Sex, Lies, and Frustration

Monday, April 22, 2013 , 2 Comments

I apologize for the lack of fishing posts as of late. I promise I have been fishing--just not catching, or at least nothing notable. Within the past few weeks I have been trying to take advantage of the walleye Spawn here in Kansas. I have seen a lot of fish. Several over 6 lbs. However, I have not hooked into a single one. I have fished for walleye over much of my life so while it is a species I target less than others I am by no means a novice. However, most of my fishing has been on natural lakes further north.  Since I only have a kayak where I live currently it limits my ability to fish for walleye. The exception is the spawn when the fish are in as little as a few inches of water. Up north it is illegal to fish for walleye during the spawn so this is a relatively new thing for me. But here is my opinion, backed by a little research and personal experience. 

Back to this year, again I have easily spent 15+ hours on the water. I have tried jigs, slip bobbers with minnows, curly tail grubs, crank baits, and an assortment of flies including clousers and wooly buggers. The standard walleye patterns pus a few for good measure. No fish.  When I moved down here anglers told me how during the spawn the fish would attack lures to defend their nests. I am going to call this myth one. The truth it seems is the fish don't give a fuck about anything other than spawning. Seriously, I have personally witnessed dozens of occasions where the lure/fly passed right by the nose of spawning fish, no interest in the world except the spawn. Perhaps this is a myth carried over from bluegill and other species, who will defend their nests voraciously. Second myth, the spawn is a great time to fish for walleye. Again I am calling bullshit on this one. In perhaps the cannonical guide to walleye fishing, Walleye Wisdom, by In-Fisherman with contributions for Al Linder, Gary Roach, and Doug Stange--all angling giants in their own right, the authors note the following angling opportunities for walleye: Pre-Spawn as largely neutral, with small males slightly more aggressive; Spawn as a negative opportunity, with very poor fishing conditions with feeding minimal to nonexistent. The only exception they note is walleye in river systems who continue to feed throughout the spawn, perhaps due to greater energy expenditure caused by fighting a current; Post-Spawn, negative to neutral.

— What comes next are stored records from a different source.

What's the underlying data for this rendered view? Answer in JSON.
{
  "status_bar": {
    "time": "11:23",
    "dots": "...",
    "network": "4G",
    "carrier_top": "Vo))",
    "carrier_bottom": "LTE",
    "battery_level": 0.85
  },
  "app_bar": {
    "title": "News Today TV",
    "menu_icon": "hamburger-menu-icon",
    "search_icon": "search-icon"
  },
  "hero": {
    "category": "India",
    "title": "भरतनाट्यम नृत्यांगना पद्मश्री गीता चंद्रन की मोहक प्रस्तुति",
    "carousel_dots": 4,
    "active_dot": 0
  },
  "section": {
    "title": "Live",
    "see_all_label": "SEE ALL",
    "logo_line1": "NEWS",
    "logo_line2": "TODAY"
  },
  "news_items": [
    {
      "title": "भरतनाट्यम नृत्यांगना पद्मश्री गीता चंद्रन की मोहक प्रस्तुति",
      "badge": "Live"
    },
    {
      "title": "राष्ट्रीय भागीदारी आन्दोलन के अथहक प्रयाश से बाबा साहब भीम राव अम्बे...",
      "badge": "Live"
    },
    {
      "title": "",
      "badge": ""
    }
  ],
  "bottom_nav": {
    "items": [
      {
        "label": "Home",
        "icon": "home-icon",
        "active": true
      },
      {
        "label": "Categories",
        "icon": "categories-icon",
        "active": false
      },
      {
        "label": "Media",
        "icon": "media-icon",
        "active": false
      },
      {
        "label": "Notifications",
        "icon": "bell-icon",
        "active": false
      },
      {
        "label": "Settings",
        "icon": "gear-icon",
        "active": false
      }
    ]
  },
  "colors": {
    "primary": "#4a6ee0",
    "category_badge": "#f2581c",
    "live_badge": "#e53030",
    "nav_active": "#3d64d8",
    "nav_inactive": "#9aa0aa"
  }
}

My thoughts on this are many of the fish that are caught by anglers during the spawn are either pre or post-spawn fish, as individuals with spawn at different times over the course of a week or two. That being said the fishing has never been phenomenal. I have never witnessed nor heard of anyone doing exceptionally well. A fish is picked up here and there but it is never non-stop action. So why the attraction, why so many anglers on the banks? Partially due to myth I believe and secondly, and the reason I will keep fishing the spawn is it is the greatest opportunity to catch a walleye from shore. They may not feeding much, but they are easily within casting distance and the opprotunity exists to catch not only a walleye in 2 feet of water, but a big walleye. At the end of the day thats what draws us. The fish are there for sex, we may be there due to lies, and the fishing is frustrating: but the hope of that 8 lb+ walleye will continue to draw us back, year after year. 


Before I traded in all of my gear and became strictly a fly junkie I used to be a die hard walleye guy. Fished weekly tournaments here in Kansas and even fished the PWT as an amateur. I've caught decent numbers of eyes during the spawn here in Kansas but it's not always easy. While I've caught some big females from the shore they are few and far between. Your best bet is to fish for the staging and post-spawn fish that are holding in 10-15 feet of water adjacent to the spawning grounds. They don't spend long actually spawning and are constantly moving in and out between the shoreline and staging areas. A heavy jig tipped with a plastic bait or a shiner worked slowly on the bottom would be my top choice of presentation.

FishnDave said...

Great post! Some excellent writing here! :)